**Work instructions:** Output a character-exact copy of the data, images removed.

START Materials provided

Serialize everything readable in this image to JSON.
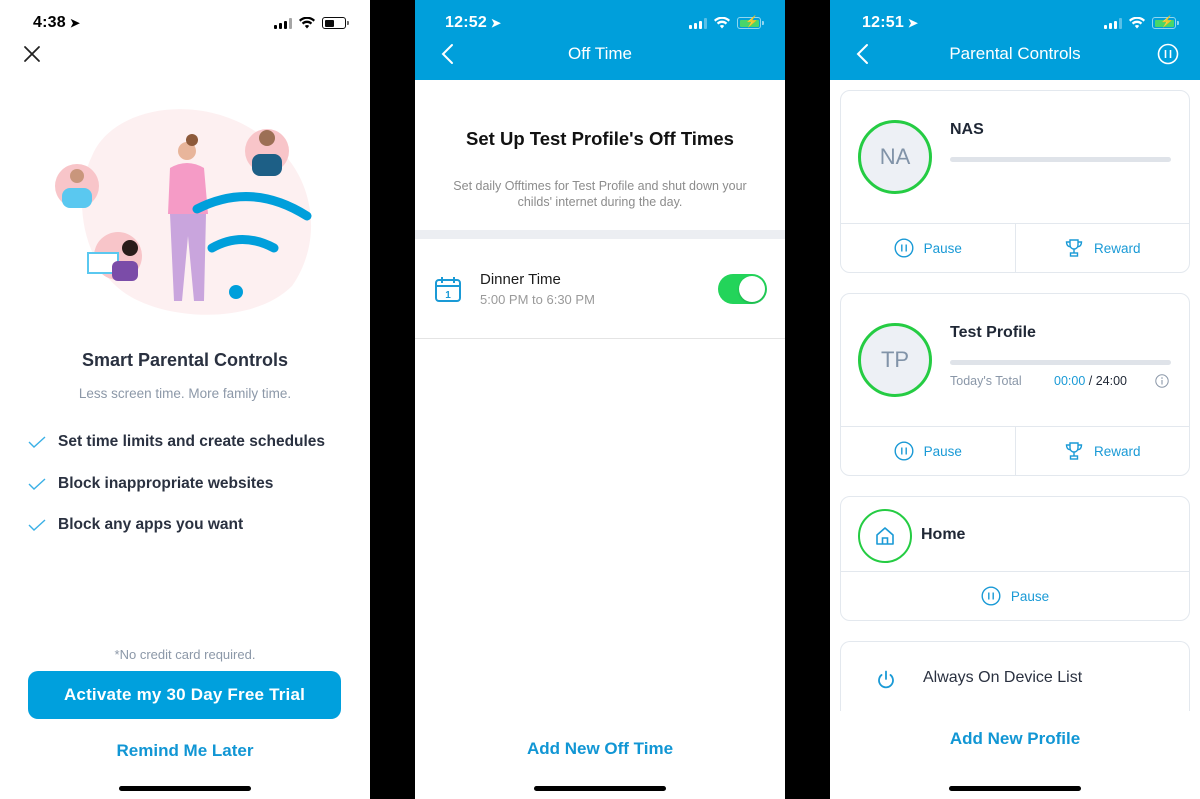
{
  "screens": [
    {
      "status": {
        "time": "4:38",
        "battery_pct": 55
      },
      "close_icon": "close-icon",
      "title": "Smart Parental Controls",
      "subtitle": "Less screen time. More family time.",
      "features": [
        "Set time limits and create schedules",
        "Block inappropriate websites",
        "Block any apps you want"
      ],
      "note": "*No credit card required.",
      "primary_button": "Activate my 30 Day Free Trial",
      "secondary_button": "Remind Me Later"
    },
    {
      "status": {
        "time": "12:52",
        "charging": true
      },
      "nav_title": "Off Time",
      "heading": "Set Up Test Profile's Off Times",
      "description": "Set daily Offtimes for Test Profile and shut down your childs' internet during the day.",
      "off_times": [
        {
          "name": "Dinner Time",
          "range": "5:00 PM to 6:30 PM",
          "enabled": true,
          "calendar_day": "1"
        }
      ],
      "add_button": "Add New Off Time"
    },
    {
      "status": {
        "time": "12:51",
        "charging": true
      },
      "nav_title": "Parental Controls",
      "profiles": [
        {
          "initials": "NA",
          "name": "NAS",
          "usage_fraction": 0,
          "actions": [
            "Pause",
            "Reward"
          ]
        },
        {
          "initials": "TP",
          "name": "Test Profile",
          "usage_fraction": 0,
          "today_label": "Today's Total",
          "used": "00:00",
          "limit": "/ 24:00",
          "actions": [
            "Pause",
            "Reward"
          ]
        }
      ],
      "home": {
        "name": "Home",
        "action": "Pause"
      },
      "always_on": "Always On Device List",
      "add_button": "Add New Profile"
    }
  ],
  "colors": {
    "brand_blue": "#009fdb",
    "link_blue": "#1196d4",
    "active_green": "#25cc43",
    "toggle_green": "#23d45a"
  }
}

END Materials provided

**Expected answer:**
Serialize everything readable in this image to JSON.
{
  "screens": [
    {
      "status": {
        "time": "4:38",
        "battery_pct": 55
      },
      "close_icon": "close-icon",
      "title": "Smart Parental Controls",
      "subtitle": "Less screen time. More family time.",
      "features": [
        "Set time limits and create schedules",
        "Block inappropriate websites",
        "Block any apps you want"
      ],
      "note": "*No credit card required.",
      "primary_button": "Activate my 30 Day Free Trial",
      "secondary_button": "Remind Me Later"
    },
    {
      "status": {
        "time": "12:52",
        "charging": true
      },
      "nav_title": "Off Time",
      "heading": "Set Up Test Profile's Off Times",
      "description": "Set daily Offtimes for Test Profile and shut down your childs' internet during the day.",
      "off_times": [
        {
          "name": "Dinner Time",
          "range": "5:00 PM to 6:30 PM",
          "enabled": true,
          "calendar_day": "1"
        }
      ],
      "add_button": "Add New Off Time"
    },
    {
      "status": {
        "time": "12:51",
        "charging": true
      },
      "nav_title": "Parental Controls",
      "profiles": [
        {
          "initials": "NA",
          "name": "NAS",
          "usage_fraction": 0,
          "actions": [
            "Pause",
            "Reward"
          ]
        },
        {
          "initials": "TP",
          "name": "Test Profile",
          "usage_fraction": 0,
          "today_label": "Today's Total",
          "used": "00:00",
          "limit": "/ 24:00",
          "actions": [
            "Pause",
            "Reward"
          ]
        }
      ],
      "home": {
        "name": "Home",
        "action": "Pause"
      },
      "always_on": "Always On Device List",
      "add_button": "Add New Profile"
    }
  ],
  "colors": {
    "brand_blue": "#009fdb",
    "link_blue": "#1196d4",
    "active_green": "#25cc43",
    "toggle_green": "#23d45a"
  }
}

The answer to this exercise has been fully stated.